ASSIGNMENT: Give the listing again in full, exactly as it appears.

AVAILABLE DATA:
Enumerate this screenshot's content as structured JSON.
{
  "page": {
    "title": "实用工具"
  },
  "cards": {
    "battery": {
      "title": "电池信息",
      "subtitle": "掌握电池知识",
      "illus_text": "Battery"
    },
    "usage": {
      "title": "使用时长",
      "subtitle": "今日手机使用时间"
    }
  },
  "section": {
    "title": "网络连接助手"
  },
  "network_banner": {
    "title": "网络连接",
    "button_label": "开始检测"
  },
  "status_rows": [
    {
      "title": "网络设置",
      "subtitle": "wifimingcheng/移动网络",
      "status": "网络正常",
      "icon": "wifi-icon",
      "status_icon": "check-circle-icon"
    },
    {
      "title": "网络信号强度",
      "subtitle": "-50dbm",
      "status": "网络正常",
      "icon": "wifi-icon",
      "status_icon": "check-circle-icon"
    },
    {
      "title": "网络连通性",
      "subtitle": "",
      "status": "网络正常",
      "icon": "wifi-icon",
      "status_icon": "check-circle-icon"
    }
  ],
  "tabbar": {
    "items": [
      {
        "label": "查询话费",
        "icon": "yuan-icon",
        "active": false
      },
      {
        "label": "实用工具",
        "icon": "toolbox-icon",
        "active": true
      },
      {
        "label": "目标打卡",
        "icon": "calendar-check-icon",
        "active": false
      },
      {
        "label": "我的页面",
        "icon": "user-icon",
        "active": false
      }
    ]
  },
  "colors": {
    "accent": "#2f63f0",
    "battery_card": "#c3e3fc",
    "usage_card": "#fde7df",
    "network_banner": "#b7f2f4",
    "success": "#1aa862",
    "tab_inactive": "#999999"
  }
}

COMPLETED EXERCISE:
Enumerate this screenshot's content as structured JSON.
{
  "page": {
    "title": "实用工具"
  },
  "cards": {
    "battery": {
      "title": "电池信息",
      "subtitle": "掌握电池知识",
      "illus_text": "Battery"
    },
    "usage": {
      "title": "使用时长",
      "subtitle": "今日手机使用时间"
    }
  },
  "section": {
    "title": "网络连接助手"
  },
  "network_banner": {
    "title": "网络连接",
    "button_label": "开始检测"
  },
  "status_rows": [
    {
      "title": "网络设置",
      "subtitle": "wifimingcheng/移动网络",
      "status": "网络正常",
      "icon": "wifi-icon",
      "status_icon": "check-circle-icon"
    },
    {
      "title": "网络信号强度",
      "subtitle": "-50dbm",
      "status": "网络正常",
      "icon": "wifi-icon",
      "status_icon": "check-circle-icon"
    },
    {
      "title": "网络连通性",
      "subtitle": "",
      "status": "网络正常",
      "icon": "wifi-icon",
      "status_icon": "check-circle-icon"
    }
  ],
  "tabbar": {
    "items": [
      {
        "label": "查询话费",
        "icon": "yuan-icon",
        "active": false
      },
      {
        "label": "实用工具",
        "icon": "toolbox-icon",
        "active": true
      },
      {
        "label": "目标打卡",
        "icon": "calendar-check-icon",
        "active": false
      },
      {
        "label": "我的页面",
        "icon": "user-icon",
        "active": false
      }
    ]
  },
  "colors": {
    "accent": "#2f63f0",
    "battery_card": "#c3e3fc",
    "usage_card": "#fde7df",
    "network_banner": "#b7f2f4",
    "success": "#1aa862",
    "tab_inactive": "#999999"
  }
}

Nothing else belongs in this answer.